The task. Should a line in the entries below contain "JSON", return that line.
Data Block Start
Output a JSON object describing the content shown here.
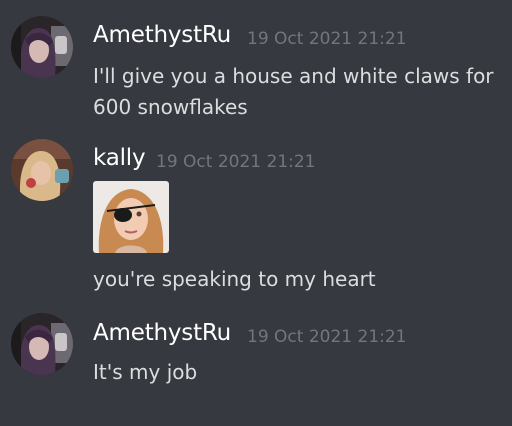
{
  "messages": [
    {
      "author": "AmethystRu",
      "timestamp": "19 Oct 2021 21:21",
      "avatar_icon": "user-avatar-purple-hair",
      "content": "I'll give you a house and white claws for 600 snowflakes"
    },
    {
      "author": "kally",
      "timestamp": "19 Oct 2021 21:21",
      "avatar_icon": "user-avatar-blonde",
      "attachment_icon": "image-attachment-eyepatch-selfie",
      "content": "you're speaking to my heart"
    },
    {
      "author": "AmethystRu",
      "timestamp": "19 Oct 2021 21:21",
      "avatar_icon": "user-avatar-purple-hair",
      "content": "It's my job"
    }
  ],
  "colors": {
    "background": "#36393f",
    "author": "#ffffff",
    "timestamp": "#72767d",
    "text": "#dcddde"
  }
}
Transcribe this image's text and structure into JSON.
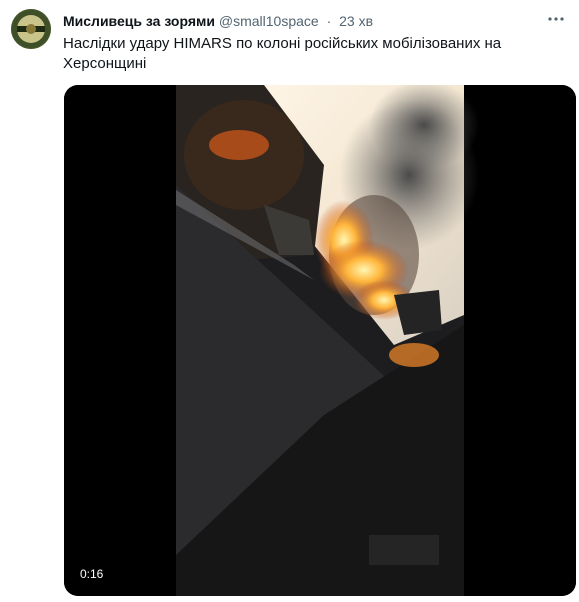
{
  "tweet": {
    "author_name": "Мисливець за зорями",
    "handle": "@small10space",
    "separator": "·",
    "time": "23 хв",
    "text_line1": "Наслідки удару HIMARS по колоні російських мобілізованих на",
    "text_line2": "Херсонщині"
  },
  "media": {
    "duration": "0:16"
  },
  "icons": {
    "avatar": "avatar-image",
    "more": "more-options-icon"
  },
  "colors": {
    "secondary_text": "#536471",
    "primary_text": "#0f1419",
    "fire": "#f28a1c",
    "smoke": "#5d5d5d"
  }
}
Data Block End
Response for this exercise.
Output a JSON object describing the content shown here.
Transcribe this image's text and structure into JSON.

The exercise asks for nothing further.